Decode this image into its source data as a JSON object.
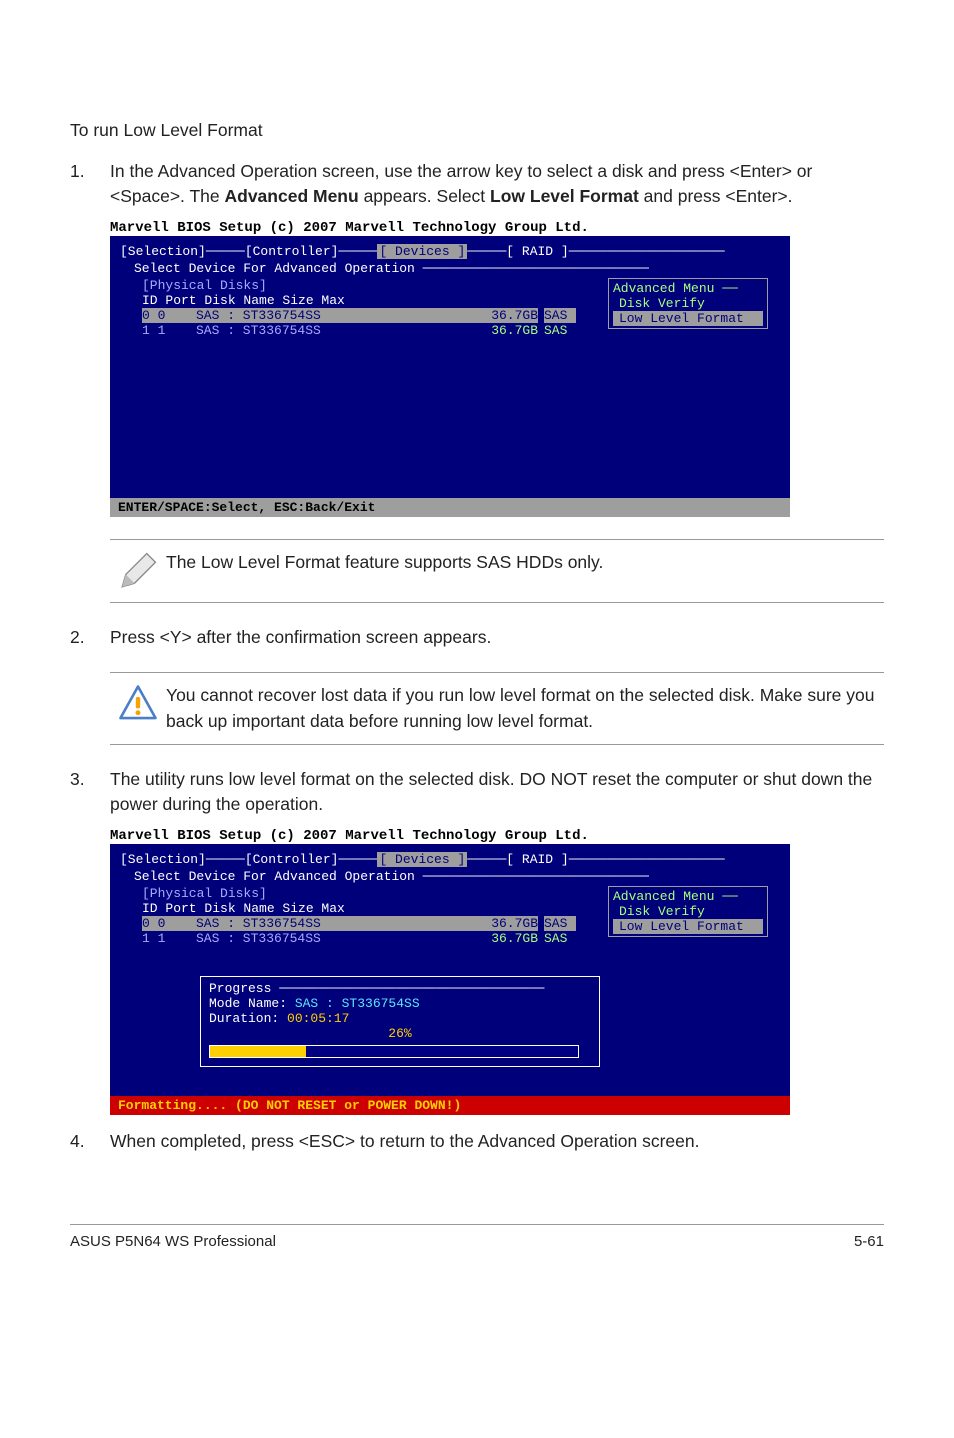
{
  "title": "To run Low Level Format",
  "steps": {
    "s1": {
      "num": "1.",
      "text_a": "In the Advanced Operation screen, use the arrow key to select a disk and press <Enter> or <Space>. The ",
      "b1": "Advanced Menu",
      "text_b": " appears. Select ",
      "b2": "Low Level Format",
      "text_c": " and press <Enter>."
    },
    "s2": {
      "num": "2.",
      "text": "Press <Y> after the confirmation screen appears."
    },
    "s3": {
      "num": "3.",
      "text": "The utility runs low level format on the selected disk. DO NOT reset the computer or shut down the power during the operation."
    },
    "s4": {
      "num": "4.",
      "text": "When completed, press <ESC> to return to the Advanced Operation screen."
    }
  },
  "bios": {
    "caption": "Marvell BIOS Setup (c) 2007 Marvell Technology Group Ltd.",
    "tabline_a": "[Selection]─────[Controller]─────",
    "tab_active": "[ Devices ]",
    "tabline_b": "─────[  RAID  ]────────────────────",
    "subhead": "Select Device For Advanced Operation ─────────────────────────────",
    "physical": "[Physical Disks]",
    "colhead": "ID Port  Disk Name                            Size    Max",
    "row0": {
      "id": " 0  0  ",
      "name": " SAS : ST336754SS",
      "size": "36.7GB",
      "type": "SAS"
    },
    "row1": {
      "id": " 1  1  ",
      "name": " SAS : ST336754SS",
      "size": "36.7GB",
      "type": "SAS"
    },
    "advmenu": {
      "title": "Advanced Menu ──",
      "opt1": " Disk Verify",
      "opt2": " Low Level Format "
    },
    "status1": "ENTER/SPACE:Select, ESC:Back/Exit",
    "progress": {
      "title": "Progress ──────────────────────────────────",
      "mode_label": " Mode Name:",
      "mode_val": "   SAS  :  ST336754SS",
      "dur_label": " Duration:",
      "dur_val": "    00:05:17",
      "pct": "26%",
      "fill_width": "26%"
    },
    "status2": "Formatting.... (DO NOT RESET or POWER DOWN!)"
  },
  "notes": {
    "n1": "The Low Level Format feature supports SAS HDDs only.",
    "n2": "You cannot recover lost data if you run low level format on the selected disk. Make sure you back up important data before running low level format."
  },
  "footer": {
    "left": "ASUS P5N64 WS Professional",
    "right": "5-61"
  }
}
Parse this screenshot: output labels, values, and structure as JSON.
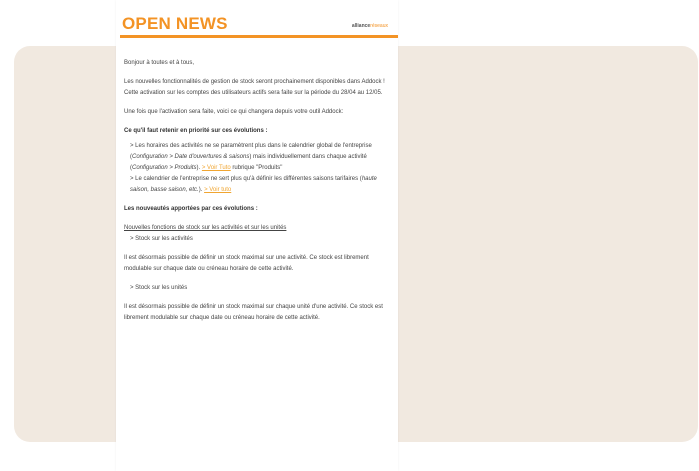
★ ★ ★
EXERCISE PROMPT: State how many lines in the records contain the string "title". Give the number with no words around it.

YOUR RESPONSE: 3